(Items from an interface collection)
☆ ☆ ☆ ☆ ☆

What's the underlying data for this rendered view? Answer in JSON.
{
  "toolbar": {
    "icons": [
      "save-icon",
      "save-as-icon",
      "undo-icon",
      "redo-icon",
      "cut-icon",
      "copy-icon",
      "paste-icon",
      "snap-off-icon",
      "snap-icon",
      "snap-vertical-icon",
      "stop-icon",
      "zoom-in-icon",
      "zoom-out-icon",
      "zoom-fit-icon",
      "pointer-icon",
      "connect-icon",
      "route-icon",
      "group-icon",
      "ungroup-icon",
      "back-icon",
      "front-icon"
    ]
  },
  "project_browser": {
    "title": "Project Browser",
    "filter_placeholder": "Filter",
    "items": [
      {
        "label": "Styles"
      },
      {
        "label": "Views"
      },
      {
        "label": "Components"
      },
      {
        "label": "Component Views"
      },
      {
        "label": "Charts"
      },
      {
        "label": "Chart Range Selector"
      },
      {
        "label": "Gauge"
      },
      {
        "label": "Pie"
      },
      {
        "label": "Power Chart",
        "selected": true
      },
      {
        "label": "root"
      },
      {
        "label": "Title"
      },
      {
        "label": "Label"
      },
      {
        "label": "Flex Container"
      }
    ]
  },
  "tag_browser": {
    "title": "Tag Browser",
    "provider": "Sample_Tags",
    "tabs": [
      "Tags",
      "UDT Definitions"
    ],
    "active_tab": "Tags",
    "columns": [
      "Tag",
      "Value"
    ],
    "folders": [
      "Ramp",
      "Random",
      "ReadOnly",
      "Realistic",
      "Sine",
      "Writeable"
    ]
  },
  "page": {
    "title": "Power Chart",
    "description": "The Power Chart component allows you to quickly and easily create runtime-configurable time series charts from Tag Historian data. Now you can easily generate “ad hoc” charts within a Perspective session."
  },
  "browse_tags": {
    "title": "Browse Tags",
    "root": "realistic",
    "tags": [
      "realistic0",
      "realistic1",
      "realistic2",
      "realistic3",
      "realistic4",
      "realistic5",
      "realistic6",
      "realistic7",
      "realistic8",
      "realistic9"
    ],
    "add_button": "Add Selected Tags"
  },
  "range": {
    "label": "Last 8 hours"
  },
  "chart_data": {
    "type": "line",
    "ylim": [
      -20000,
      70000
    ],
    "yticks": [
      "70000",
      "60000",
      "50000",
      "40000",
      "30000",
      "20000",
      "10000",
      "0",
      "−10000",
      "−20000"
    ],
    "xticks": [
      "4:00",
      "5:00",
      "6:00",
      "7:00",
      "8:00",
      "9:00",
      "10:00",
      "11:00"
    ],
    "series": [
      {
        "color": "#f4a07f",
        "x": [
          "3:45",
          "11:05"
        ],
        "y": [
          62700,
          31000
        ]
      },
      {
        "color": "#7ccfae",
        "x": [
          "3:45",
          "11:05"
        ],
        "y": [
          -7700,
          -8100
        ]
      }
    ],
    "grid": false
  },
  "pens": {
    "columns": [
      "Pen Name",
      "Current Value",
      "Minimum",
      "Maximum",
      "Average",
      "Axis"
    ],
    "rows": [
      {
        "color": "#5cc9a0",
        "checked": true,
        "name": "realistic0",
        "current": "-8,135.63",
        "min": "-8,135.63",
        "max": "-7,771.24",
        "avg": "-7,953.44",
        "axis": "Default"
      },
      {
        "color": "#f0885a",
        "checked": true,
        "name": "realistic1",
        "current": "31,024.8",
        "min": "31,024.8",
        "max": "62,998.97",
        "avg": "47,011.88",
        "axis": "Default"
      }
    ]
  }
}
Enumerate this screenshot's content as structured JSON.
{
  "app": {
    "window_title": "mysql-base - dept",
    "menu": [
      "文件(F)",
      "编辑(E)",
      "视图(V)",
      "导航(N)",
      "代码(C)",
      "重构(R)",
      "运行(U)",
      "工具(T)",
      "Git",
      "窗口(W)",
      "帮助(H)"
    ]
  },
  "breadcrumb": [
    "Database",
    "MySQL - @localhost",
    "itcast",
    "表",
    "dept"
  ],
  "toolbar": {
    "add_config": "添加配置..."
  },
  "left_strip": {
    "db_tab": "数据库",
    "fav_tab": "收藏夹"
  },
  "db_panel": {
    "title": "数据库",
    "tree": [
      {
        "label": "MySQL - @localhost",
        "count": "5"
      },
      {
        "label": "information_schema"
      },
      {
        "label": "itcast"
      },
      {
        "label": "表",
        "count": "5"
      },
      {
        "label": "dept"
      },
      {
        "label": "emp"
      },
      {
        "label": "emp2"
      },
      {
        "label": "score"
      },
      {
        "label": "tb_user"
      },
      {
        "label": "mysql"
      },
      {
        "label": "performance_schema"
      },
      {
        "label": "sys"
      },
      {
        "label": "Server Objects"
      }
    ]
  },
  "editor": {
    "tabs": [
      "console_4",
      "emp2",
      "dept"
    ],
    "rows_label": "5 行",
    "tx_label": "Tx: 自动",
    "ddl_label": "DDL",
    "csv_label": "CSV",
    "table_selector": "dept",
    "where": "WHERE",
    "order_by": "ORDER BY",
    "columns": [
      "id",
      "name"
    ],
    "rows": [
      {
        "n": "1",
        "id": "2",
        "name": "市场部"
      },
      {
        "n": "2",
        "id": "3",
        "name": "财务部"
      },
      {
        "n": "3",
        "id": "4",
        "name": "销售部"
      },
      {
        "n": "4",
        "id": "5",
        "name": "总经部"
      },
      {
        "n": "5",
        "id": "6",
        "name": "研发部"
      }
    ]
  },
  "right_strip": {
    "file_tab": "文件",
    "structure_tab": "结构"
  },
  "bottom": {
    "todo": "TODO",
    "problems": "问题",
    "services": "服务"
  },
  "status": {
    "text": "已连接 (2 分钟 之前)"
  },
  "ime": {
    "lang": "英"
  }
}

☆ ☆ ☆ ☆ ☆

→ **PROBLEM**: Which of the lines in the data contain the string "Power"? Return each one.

→ **ANSWER TO THIS TASK**:
        "label": "Power Chart",
    "title": "Power Chart",
    "description": "The Power Chart component allows you to quickly and easily create runtime-configurable time series charts from Tag Historian data. Now you can easily generate “ad hoc” charts within a Perspective session."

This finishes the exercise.